Where you live, and how you live, will make a significant difference to achieving sustainability. Everyone should be asking the hard questions around issues that include:
- The environment - local and global.
- Resource, water and energy consumption.
- The quality of the work environment - impact on occupants.
- Financial impact - cost-effective from a long term, full financial cost-return point of view.
- Long-term energy efficiency over the life of the building.
When looking at what is involved with refurbishing or fitting-out a building, this could mean:
- Using resources efficiently - getting more from less.
- Minimising waste.
- Focusing on energy and water use.
- Choosing products carefully to ensure they are not harmful to the environment or to occupant’s health.
There are a number of other applications and benefits to sustainable building or rebuilding.
1. Conserve water and energy
This includes the embodied energy in the raw materials used during the fit-out or refurbishment as well as the ongoing operation of the building. Water features in manufacturing as well as for amenities within the building.
In New Zealand, the use of water and energy is mainly limited only by cost. While this controls the use of energy to some extent, water is generally inexpensive. Conserving water during the operation of the building also saves energy: e.g., used in pumping for distribution, heating to provide hot water, and treatment and disposal of wastewater.
2. Minimise impact on indoor air quality
In some cases, residents and staff can spend at least eight hours a day in the office or indoors. The quality of the air they breathe is important to both short-term and long-term health.
Paint, carpets, furniture and other office items can release volatile organic compounds (VOCs), formaldehyde and other emissions, as well as exposing staff to toxins and allergens. Health and safety, occupational health and other building regulations may also be relevant here.
3. Minimise the use of toxic and hazardous materials
Hazardous solid, liquid and gaseous wastes are produced during manufacture, as well as at the end of the life of a product. These wastes can be managed if sustainable alternatives are identified and implemented.

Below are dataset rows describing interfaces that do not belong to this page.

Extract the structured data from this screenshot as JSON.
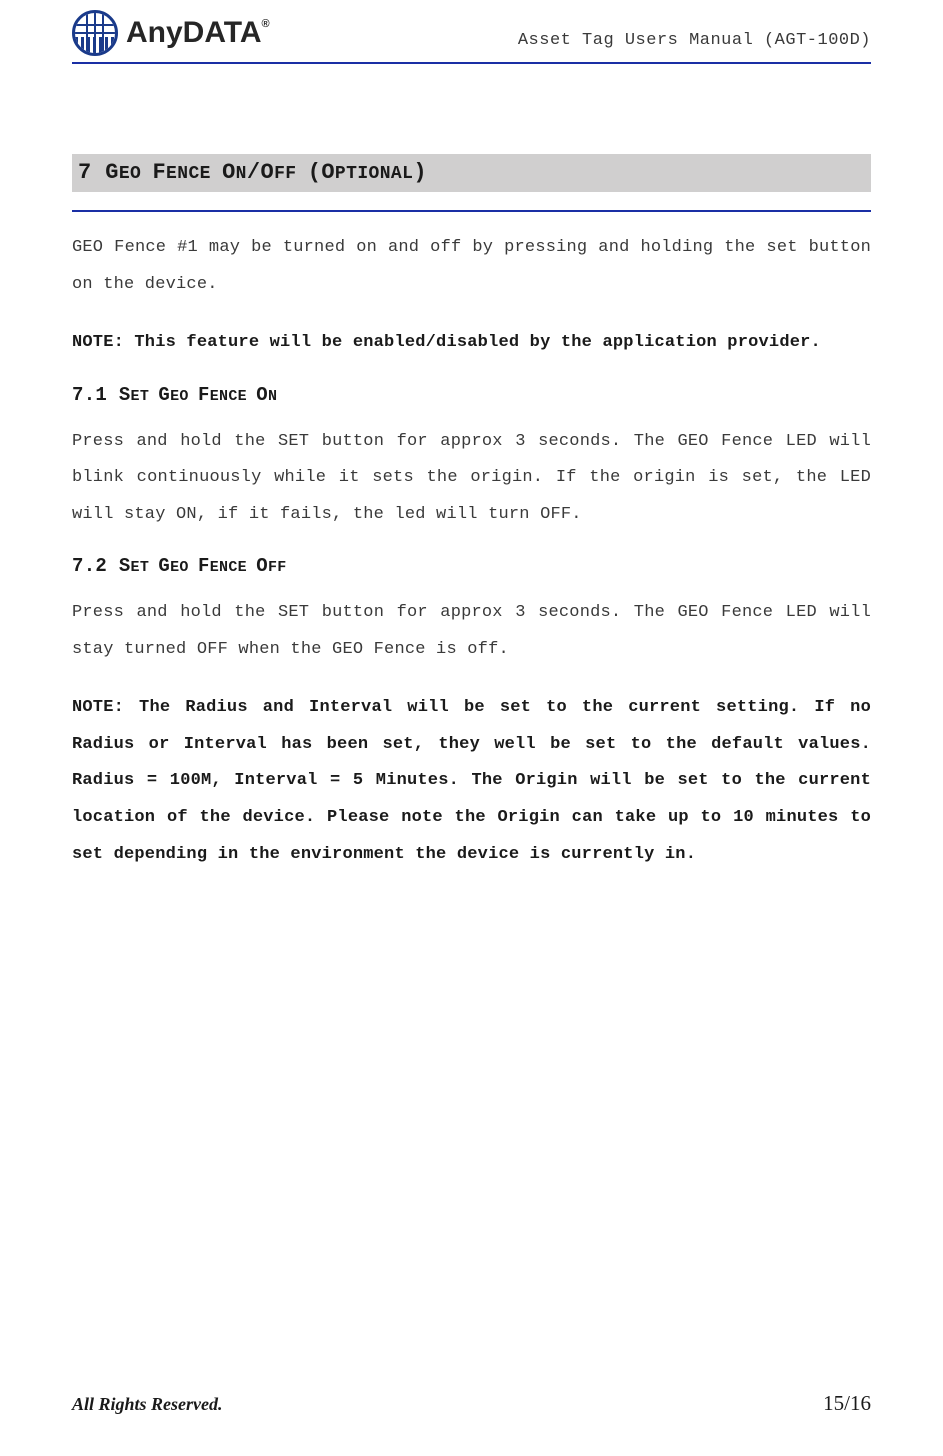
{
  "header": {
    "brand": "AnyDATA",
    "brand_mark": "®",
    "doc_title": "Asset Tag Users Manual (AGT-100D)"
  },
  "section": {
    "number": "7",
    "title_lead": "G",
    "title_rest": "EO ",
    "title_lead2": "F",
    "title_rest2": "ENCE ",
    "title_lead3": "O",
    "title_rest3": "N",
    "slash": "/",
    "title_lead4": "O",
    "title_rest4": "FF ",
    "open_paren": "(",
    "title_lead5": "O",
    "title_rest5": "PTIONAL",
    "close_paren": ")"
  },
  "intro_para": "GEO Fence #1 may be turned on and off by pressing and holding the set button on the device.",
  "note1": "NOTE: This feature will be enabled/disabled by the application provider.",
  "sub_7_1": {
    "num": "7.1",
    "t1": "S",
    "t1r": "ET ",
    "t2": "G",
    "t2r": "EO ",
    "t3": "F",
    "t3r": "ENCE ",
    "t4": "O",
    "t4r": "N"
  },
  "para_7_1": "Press and hold the SET button for approx 3 seconds. The GEO Fence LED will blink continuously while it sets the origin. If the origin is set, the LED will stay ON, if it fails, the led will turn OFF.",
  "sub_7_2": {
    "num": "7.2 ",
    "t1": "S",
    "t1r": "ET ",
    "t2": "G",
    "t2r": "EO ",
    "t3": "F",
    "t3r": "ENCE ",
    "t4": "O",
    "t4r": "FF"
  },
  "para_7_2": "Press and hold the SET button for approx 3 seconds. The GEO Fence LED will stay turned OFF when the GEO Fence is off.",
  "note2": "NOTE: The Radius and Interval will be set to the current setting. If no Radius or Interval has been set, they well be set to the default values. Radius = 100M, Interval = 5 Minutes. The Origin will be set to the current location of the device. Please note the Origin can take up to 10 minutes to set depending in the environment the device is currently in.",
  "footer": {
    "left": "All Rights Reserved.",
    "right": "15/16"
  }
}
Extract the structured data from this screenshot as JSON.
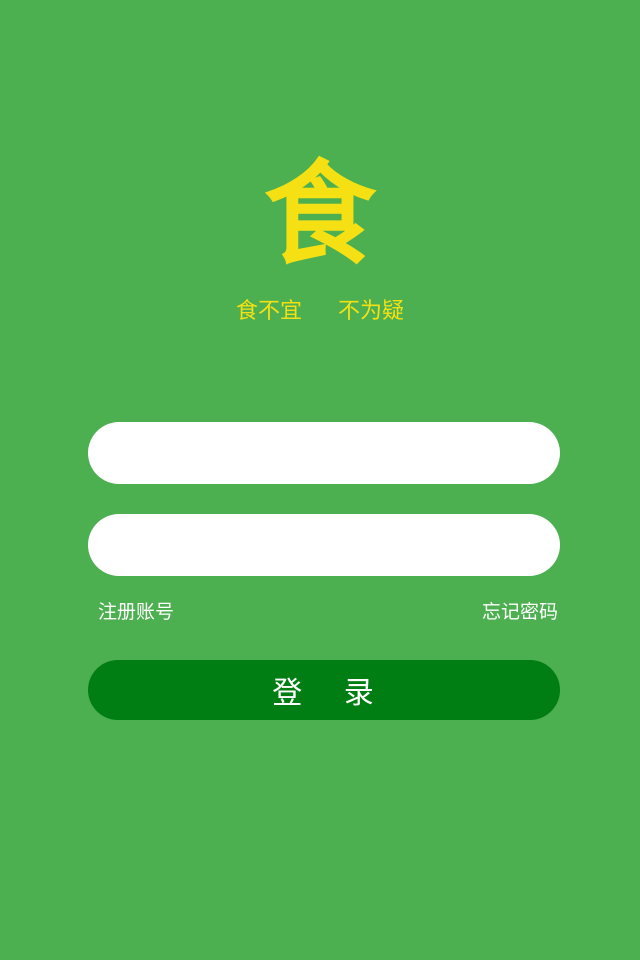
{
  "logo": {
    "glyph": "食"
  },
  "slogan": {
    "part1": "食不宜",
    "part2": "不为疑"
  },
  "form": {
    "username": {
      "value": "",
      "placeholder": ""
    },
    "password": {
      "value": "",
      "placeholder": ""
    },
    "register_label": "注册账号",
    "forgot_label": "忘记密码",
    "login_label": "登 录"
  },
  "colors": {
    "background": "#4caf50",
    "accent_yellow": "#f5e014",
    "button": "#007e13",
    "input": "#ffffff",
    "link_text": "#ffffff"
  }
}
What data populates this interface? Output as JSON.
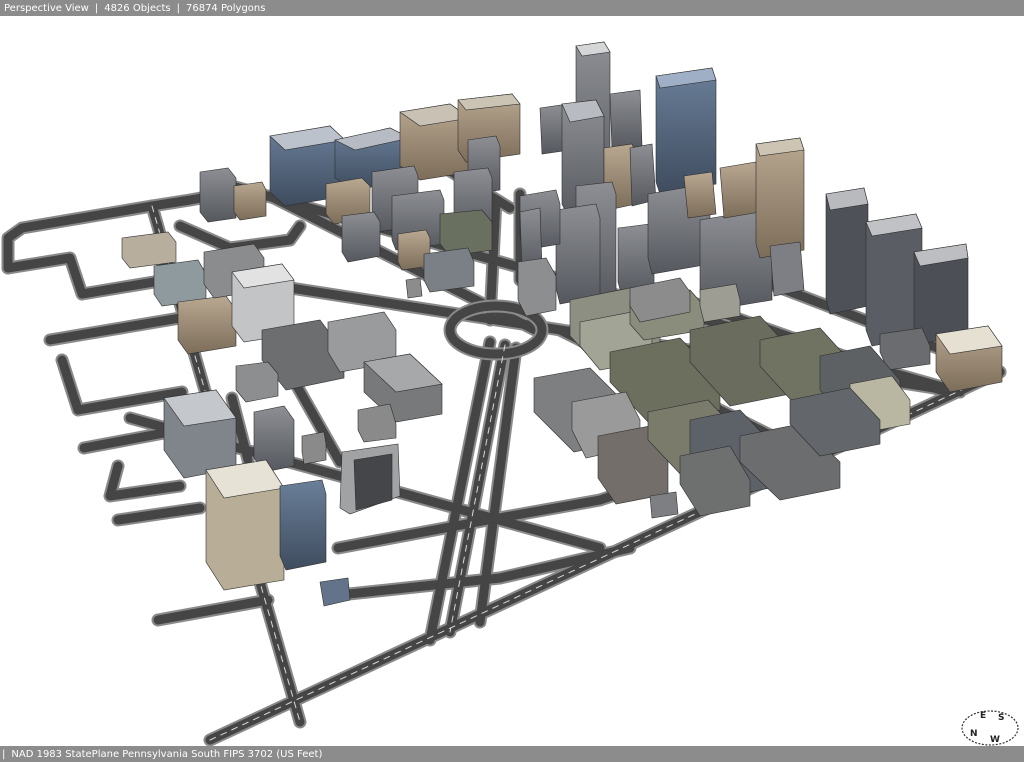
{
  "status_top": {
    "view_mode": "Perspective View",
    "objects": "4826 Objects",
    "polygons": "76874 Polygons"
  },
  "status_bottom": {
    "coordinate_system": "NAD 1983 StatePlane Pennsylvania South FIPS 3702 (US Feet)"
  },
  "compass": {
    "n": "N",
    "e": "E",
    "s": "S",
    "w": "W"
  },
  "colors": {
    "status_bar": "#8c8c8c",
    "road": "#454545",
    "road_edge": "#8a8a8a",
    "background": "#ffffff"
  }
}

We'd like to hear your thoughts on this topic
Date Published: December 2022
To be reviewed: January 2026